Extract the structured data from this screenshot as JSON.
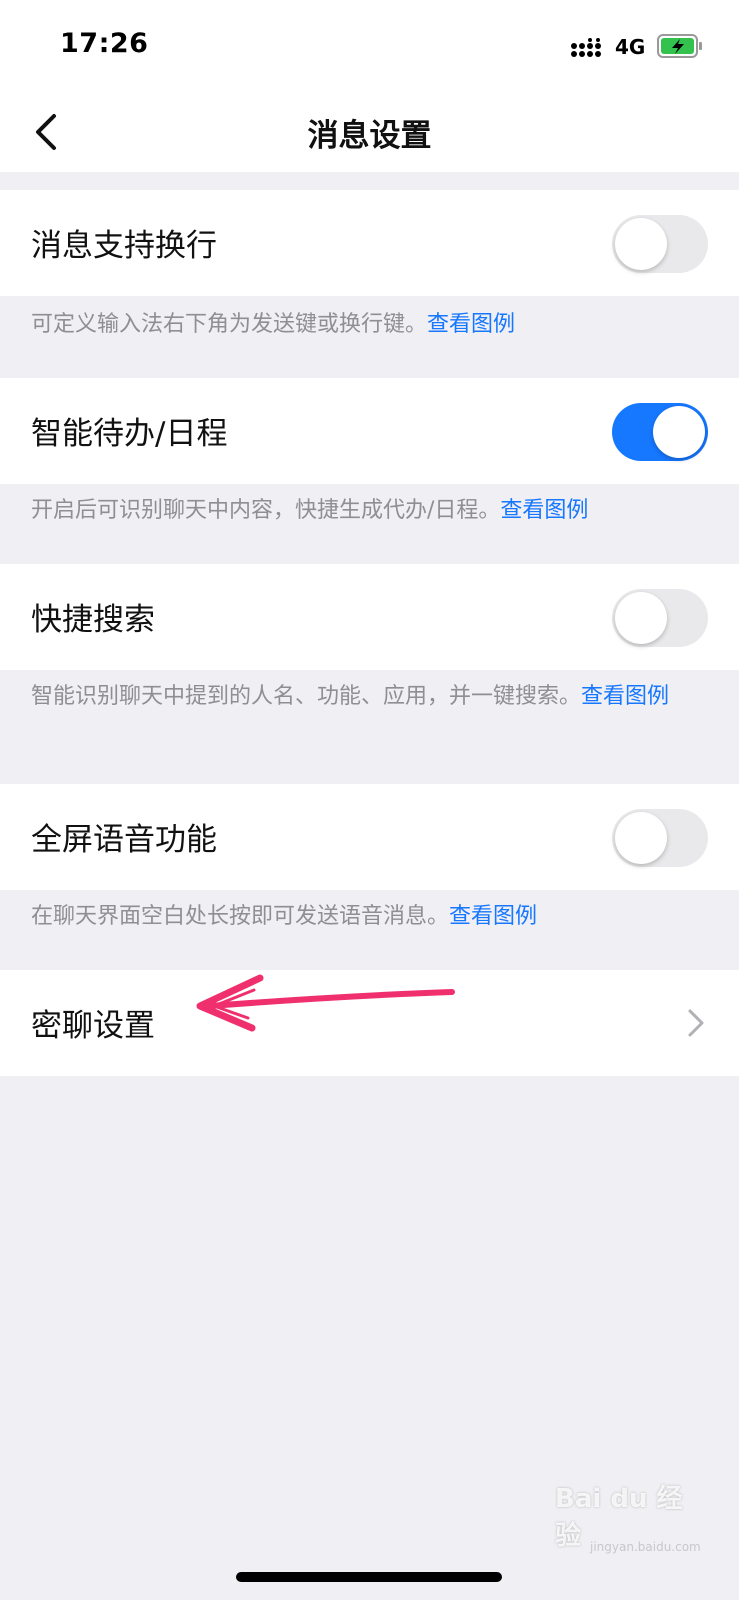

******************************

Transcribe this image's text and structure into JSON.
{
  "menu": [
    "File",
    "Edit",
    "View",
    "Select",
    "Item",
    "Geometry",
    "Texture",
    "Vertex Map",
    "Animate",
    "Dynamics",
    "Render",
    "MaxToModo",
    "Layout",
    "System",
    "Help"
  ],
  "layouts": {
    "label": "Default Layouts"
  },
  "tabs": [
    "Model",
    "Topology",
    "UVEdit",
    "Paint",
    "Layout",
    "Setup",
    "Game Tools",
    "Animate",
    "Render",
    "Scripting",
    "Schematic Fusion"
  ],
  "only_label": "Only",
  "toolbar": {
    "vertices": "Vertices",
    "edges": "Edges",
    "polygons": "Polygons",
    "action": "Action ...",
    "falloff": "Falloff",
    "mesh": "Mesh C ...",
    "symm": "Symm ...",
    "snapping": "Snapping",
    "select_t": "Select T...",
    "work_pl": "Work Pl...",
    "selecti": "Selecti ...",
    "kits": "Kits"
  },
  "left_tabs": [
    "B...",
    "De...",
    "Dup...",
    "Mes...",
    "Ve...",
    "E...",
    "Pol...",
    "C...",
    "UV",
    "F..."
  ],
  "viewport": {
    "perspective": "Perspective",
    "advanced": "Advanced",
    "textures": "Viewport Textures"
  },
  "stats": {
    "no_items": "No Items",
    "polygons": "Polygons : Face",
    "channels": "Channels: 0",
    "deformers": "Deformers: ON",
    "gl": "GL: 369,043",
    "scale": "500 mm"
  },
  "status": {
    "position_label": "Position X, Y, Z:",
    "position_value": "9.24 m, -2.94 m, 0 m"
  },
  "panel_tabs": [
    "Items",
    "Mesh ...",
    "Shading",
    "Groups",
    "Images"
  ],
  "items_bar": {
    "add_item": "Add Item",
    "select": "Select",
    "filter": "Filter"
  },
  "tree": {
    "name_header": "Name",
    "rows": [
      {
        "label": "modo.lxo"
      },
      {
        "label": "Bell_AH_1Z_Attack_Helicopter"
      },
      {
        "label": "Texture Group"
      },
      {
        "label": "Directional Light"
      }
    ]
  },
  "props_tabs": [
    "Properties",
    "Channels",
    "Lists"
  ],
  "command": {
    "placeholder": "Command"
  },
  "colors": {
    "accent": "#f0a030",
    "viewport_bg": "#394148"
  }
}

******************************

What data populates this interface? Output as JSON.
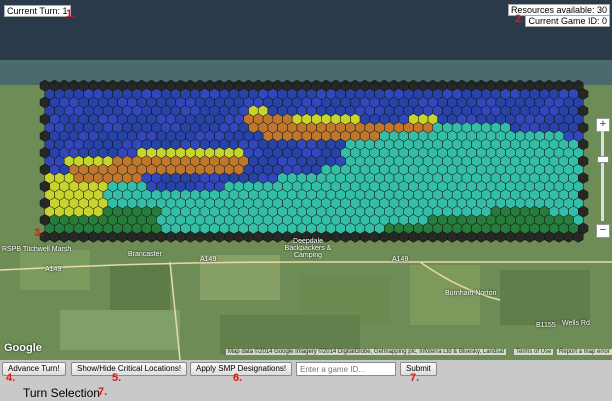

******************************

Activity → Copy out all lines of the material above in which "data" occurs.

Your response →
Extract the structured data from this screenshot as JSON.
What data populates this interface? Output as JSON.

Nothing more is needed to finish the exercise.